I have no doubt that if the institution still existed, Robin Williamson would hold the title of 'Nightingale', the Chief Bard of Britain. I owe him a lot.
I had piano lessons at school and the experience was dismal. I struggled to read music (to this day I muddle crotchets, quavers and minims) and in any case hated the pieces I was supposed to learn. I never really warmed to the sound of the instrument. When I scraped a pass at grade 3 my teacher told my parents that I had no musical ability and that they were wasting their money. Though I yearned to play it seemed that music was for others, for those who'd been born with the elusive gift.
When I left school I spent a long weekend with my friend Andy, a fine rock guitarist, down in the New Forest (I don't know what happened to him, or whether he still plays - we lost touch). He'd just picked up the tin whistle and so I sat under broad oaks while he played tunes learned from early Clannad albums. It was all rather haunting.
So I thought 'perhaps even me, with my total lack of musical ability, might be able to get a tune from a whistle!'
After a certain amount of aimless noodling I realised I needed to learn a bit more systematically. I spent a day playing and rewinding a Clannad tape, figuring out 'The Harvest Home' by jotting down how many holes I needed to cover. It was a slow, laborious process.
Then, when I got to University, a friend passed me a book, The Penny Whistle Book by Robin Williamson.
I think Williamson wrote it when he was living in California, playing with the Merry Band: certainly the American can do attitude shines through. Using the US-favoured system of whole, half, quarter and eighth notes (mathematical sense at last!) he taught me to read music. With his characteristic wit and wisdom he led me through ever more complex tunes, through ornamentation (cuts and rolls), vibrato and how to make the whistle sing, all the while making me feel like I was embarking on some kind of adventure.
It was the perfect start. The whistle led to the mandolin and to singing, and also, in the other direction, to my becoming a piper (my logic being, well, if I can get a tune out of the whistle, maybe I can get a tune out of a mandolin, and so on, step by step). And so it was a tremendous honour to support Williamson at the Wildways gig, the weekend before last. He was the man who got me started and I remain extremely grateful to him.
Williamson's music has always been strange, otherworldly and potent, often filled a kind of prophetic charge. With such a strong flavour it's something to be savoured, like a fine whisky. Now approaching his seventies, the power of his music hasn't diminished. I took home a vinyl copy of his latest album, Love Will Remain, complete with a gatefold booklet of his paintings. The whole package is a beautiful meditation on a life, richly lived. It's an album about memory and about love.
Like The Penny Whistle Book, it is profoundly wise and I could quote from it at length: Williamson still has much to impart. Instead I shall just encourage you to buy it, and leave you with one short quote from the autobiographical 'A Road Wound Winding.'
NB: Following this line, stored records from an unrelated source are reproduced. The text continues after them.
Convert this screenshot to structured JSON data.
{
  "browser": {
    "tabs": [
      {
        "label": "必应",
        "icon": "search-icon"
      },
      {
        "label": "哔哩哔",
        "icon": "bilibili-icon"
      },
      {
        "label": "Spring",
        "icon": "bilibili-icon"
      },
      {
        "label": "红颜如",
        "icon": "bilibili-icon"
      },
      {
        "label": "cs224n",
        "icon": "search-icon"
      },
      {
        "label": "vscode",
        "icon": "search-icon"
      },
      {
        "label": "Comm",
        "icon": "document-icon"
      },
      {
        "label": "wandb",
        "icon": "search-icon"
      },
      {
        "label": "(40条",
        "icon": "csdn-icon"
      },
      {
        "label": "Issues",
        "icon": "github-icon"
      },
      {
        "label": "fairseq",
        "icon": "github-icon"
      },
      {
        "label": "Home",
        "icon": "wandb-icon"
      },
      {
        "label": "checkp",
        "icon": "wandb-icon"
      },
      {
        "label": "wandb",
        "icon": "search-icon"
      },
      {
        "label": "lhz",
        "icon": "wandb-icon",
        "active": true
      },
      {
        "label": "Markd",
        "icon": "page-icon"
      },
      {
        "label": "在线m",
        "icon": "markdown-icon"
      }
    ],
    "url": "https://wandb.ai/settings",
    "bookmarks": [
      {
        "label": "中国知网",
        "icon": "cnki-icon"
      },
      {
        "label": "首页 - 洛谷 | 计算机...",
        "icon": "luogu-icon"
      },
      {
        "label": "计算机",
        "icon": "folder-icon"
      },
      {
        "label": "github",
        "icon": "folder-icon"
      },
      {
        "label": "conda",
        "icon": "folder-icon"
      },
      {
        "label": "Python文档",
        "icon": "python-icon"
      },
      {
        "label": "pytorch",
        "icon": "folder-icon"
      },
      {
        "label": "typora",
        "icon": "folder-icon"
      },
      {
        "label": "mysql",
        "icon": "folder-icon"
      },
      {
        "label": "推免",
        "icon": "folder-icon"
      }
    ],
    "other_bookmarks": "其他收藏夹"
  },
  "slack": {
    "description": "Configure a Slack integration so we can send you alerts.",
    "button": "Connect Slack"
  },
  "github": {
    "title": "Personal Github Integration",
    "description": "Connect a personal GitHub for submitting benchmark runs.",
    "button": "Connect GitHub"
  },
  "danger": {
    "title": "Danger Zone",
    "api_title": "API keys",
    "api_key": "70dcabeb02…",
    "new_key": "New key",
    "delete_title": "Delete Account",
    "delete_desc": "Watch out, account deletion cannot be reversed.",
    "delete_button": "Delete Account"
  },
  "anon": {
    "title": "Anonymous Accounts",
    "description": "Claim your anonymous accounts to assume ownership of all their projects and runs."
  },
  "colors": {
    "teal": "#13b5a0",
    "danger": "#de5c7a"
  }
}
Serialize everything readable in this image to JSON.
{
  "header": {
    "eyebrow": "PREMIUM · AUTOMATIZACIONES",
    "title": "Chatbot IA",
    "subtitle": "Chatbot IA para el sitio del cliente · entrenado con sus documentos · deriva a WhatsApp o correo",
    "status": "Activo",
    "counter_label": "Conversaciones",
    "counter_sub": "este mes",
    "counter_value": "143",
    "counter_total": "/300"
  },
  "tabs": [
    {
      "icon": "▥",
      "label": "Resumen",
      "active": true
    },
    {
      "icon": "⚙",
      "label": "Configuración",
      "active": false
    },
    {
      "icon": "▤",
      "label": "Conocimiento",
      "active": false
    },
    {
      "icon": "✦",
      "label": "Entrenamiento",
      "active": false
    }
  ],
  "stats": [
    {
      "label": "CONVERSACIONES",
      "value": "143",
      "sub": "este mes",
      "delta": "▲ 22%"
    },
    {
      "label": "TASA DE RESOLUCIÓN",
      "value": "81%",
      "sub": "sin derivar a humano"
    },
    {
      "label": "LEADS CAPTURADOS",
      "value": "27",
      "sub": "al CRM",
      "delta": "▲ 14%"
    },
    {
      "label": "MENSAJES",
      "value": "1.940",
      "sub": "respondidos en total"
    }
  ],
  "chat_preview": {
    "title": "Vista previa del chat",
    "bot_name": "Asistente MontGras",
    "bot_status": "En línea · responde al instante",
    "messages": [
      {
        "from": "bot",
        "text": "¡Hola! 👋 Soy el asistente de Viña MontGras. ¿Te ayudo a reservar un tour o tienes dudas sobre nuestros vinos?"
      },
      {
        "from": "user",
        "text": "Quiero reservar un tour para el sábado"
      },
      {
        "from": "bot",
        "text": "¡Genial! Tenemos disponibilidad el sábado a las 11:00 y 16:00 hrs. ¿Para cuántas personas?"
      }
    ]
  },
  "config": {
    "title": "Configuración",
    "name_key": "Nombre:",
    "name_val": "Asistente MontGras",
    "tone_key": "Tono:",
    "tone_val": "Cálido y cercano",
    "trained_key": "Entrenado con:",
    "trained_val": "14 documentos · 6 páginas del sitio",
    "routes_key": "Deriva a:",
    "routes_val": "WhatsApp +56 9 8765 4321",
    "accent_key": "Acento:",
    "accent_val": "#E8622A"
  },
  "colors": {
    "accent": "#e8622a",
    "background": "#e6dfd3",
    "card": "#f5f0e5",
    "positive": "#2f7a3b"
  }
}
'Music is a power which comes from the Eternal. Sometimes humans get to play it.
Sometimes they don't get in the way too much.
And the music gets through.'